Some say that what is happening between the Murray State College Veterinary Program and the Tishomingo National Fish Hatchery, a division of the U. S. Fish & Wildlife Service, located in Reagan, Okla., is more than a unique classroom opportunity.

Last spring the MSC vet tech students had the opportunity to help the hatchery staff spawn paddlefish. Most of the students of the program had never even seen a paddlefish, let alone knew what the importance of this on-going endeavor was prior to stepping into a pair of borrowed marine-green waders.

This large prehistoric-looking fish, also known as “spoonbill” has suffered from the construction of dams and over-harvest to the point where the species is almost non-existent in the western portion of its native habitat in Oklahoma.
According to Dr. Carey Floyd, director of the Murray State College veterinary technology program, the experience was a welcomed opportunity to expand her students’ knowledge.

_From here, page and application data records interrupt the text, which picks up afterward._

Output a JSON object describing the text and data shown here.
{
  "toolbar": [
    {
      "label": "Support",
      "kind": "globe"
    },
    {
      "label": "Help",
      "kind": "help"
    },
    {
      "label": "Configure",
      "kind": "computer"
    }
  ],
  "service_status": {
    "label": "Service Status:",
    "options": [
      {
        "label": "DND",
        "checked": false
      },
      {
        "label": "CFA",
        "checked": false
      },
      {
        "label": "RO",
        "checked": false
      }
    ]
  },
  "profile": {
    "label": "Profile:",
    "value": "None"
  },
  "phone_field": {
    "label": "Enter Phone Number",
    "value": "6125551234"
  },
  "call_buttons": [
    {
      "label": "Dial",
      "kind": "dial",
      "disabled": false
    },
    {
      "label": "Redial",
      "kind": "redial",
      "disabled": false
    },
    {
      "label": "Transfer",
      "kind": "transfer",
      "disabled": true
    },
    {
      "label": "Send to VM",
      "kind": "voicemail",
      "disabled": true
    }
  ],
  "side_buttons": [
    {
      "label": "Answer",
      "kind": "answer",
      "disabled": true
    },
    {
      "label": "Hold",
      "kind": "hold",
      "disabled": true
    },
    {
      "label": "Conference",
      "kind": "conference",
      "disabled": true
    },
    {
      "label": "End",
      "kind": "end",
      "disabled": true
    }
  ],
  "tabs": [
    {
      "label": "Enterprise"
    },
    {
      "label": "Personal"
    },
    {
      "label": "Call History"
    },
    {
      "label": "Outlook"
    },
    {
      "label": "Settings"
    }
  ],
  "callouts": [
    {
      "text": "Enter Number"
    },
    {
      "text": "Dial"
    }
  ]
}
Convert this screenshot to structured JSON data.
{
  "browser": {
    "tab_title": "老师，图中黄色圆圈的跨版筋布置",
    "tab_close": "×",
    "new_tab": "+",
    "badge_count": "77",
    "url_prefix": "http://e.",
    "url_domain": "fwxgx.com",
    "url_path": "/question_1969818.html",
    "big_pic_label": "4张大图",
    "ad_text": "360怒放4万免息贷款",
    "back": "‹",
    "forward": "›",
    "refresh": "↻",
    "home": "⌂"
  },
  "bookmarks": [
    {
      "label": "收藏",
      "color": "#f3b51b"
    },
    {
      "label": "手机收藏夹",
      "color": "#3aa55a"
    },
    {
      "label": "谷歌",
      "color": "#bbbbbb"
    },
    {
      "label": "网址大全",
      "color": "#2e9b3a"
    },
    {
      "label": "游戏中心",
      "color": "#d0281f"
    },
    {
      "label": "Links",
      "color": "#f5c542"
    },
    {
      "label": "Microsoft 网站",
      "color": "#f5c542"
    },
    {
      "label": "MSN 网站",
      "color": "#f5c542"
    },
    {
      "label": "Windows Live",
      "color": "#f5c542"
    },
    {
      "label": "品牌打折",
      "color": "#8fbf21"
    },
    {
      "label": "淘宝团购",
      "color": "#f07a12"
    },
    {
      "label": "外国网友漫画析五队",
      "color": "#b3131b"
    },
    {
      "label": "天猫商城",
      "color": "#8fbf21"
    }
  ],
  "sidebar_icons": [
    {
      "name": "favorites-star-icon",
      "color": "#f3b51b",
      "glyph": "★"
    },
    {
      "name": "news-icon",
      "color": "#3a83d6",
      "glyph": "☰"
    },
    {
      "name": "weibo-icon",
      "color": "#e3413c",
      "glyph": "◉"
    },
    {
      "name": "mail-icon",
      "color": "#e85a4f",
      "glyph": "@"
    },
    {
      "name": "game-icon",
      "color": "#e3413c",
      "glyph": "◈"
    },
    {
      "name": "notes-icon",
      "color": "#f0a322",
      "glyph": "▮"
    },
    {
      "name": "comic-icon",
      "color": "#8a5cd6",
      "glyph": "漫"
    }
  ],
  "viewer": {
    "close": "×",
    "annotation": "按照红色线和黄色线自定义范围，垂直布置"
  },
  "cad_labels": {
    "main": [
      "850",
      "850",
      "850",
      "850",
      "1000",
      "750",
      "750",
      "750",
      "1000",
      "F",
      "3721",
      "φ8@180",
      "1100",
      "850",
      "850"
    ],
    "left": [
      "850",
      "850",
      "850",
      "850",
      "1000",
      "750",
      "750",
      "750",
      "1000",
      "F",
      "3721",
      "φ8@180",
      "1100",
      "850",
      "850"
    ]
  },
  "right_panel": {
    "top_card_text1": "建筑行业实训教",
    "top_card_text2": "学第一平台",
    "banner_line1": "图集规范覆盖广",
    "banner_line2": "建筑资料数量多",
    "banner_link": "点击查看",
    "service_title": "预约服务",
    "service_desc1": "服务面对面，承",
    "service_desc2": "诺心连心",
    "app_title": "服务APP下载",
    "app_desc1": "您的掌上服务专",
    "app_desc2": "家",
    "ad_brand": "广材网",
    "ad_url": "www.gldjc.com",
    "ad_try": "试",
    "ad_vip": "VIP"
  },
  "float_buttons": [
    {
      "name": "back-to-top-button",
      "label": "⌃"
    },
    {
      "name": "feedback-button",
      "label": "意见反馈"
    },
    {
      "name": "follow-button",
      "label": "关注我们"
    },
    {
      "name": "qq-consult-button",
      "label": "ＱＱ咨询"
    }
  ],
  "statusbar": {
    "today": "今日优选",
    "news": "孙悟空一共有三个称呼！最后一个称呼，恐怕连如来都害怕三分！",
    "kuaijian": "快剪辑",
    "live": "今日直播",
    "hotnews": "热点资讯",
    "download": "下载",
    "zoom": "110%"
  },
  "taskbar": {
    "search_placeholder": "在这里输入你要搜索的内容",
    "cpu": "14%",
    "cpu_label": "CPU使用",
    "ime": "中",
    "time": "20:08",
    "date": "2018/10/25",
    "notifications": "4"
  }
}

“We believe that even though our students are here to get a veterinary technology degree, we have a responsibility to ‘make their world bigger’ as part of that education. Even though our students may not ever spawn paddlefish, this gave us an opportunity to work cooperatively with another group (Fish and Wildlife), something that they will have to do regardless of where their career leads. We were also able to see a fish anesthetized (a first for all of us) and this skill may come in handy for some of those who want to work at aquariums or with exotic animals. Plus this is something they are not likely to see in every vet tech program.”

Kerry Graves, project leader of the fish hatchery, realizes the impact of the opportunities for this partnership with the Murray State College students.

“We certainly welcome the assistance and expertise of the vet yech staff and students.”

Production of the April 2008 spawn yielded approximately 10,000 paddlefish. Raised all summer by the fish hatchery staff to a length of 14.inches, the fish are currently being tagged for release into waters across the state, such as Grand Lake O’ the Cherokees, Lake Eufaula and John Redmann Reservoir in Kansas.

In addition to assisting with paddlefish, the students were also introduced to captive rearing of the alligator snapping turtle, another native species of Oklahoma suffering a similar plight as the paddlefish. Students learned the difference between the common snapping turtle and the imperiled alligator snapping turtle, as well as many of the considerations that have to be addressed before releasing captive-reared animals into the wild, such as genetics, health, and monitoring after release. The Murray vet tech staff also radio-graphed several female turtles which were released last year to see if they were carrying eggs. Information such as this is critical to the post-release monitoring process.

“Kerry was also very good to talk to the students about why it is necessary to have this project, so they got a bit of the conservation prospective,” stated Dr. Floyd.

With the fall semester quickly approaching, Dr. Floyd and her MSC Veterinary Technology students hope to continue their active participation in discoveries at the fish hatchery.

“We do hope to work with the fish hatchery again, on the spawning project. We were able to help them with some different instruments and types of suture, which seemed to make the surgery go more smoothly and we would love to use some of our monitoring equipment on the anesthetized fish to see how their vital signs respond to anesthesia,” stated Floyd.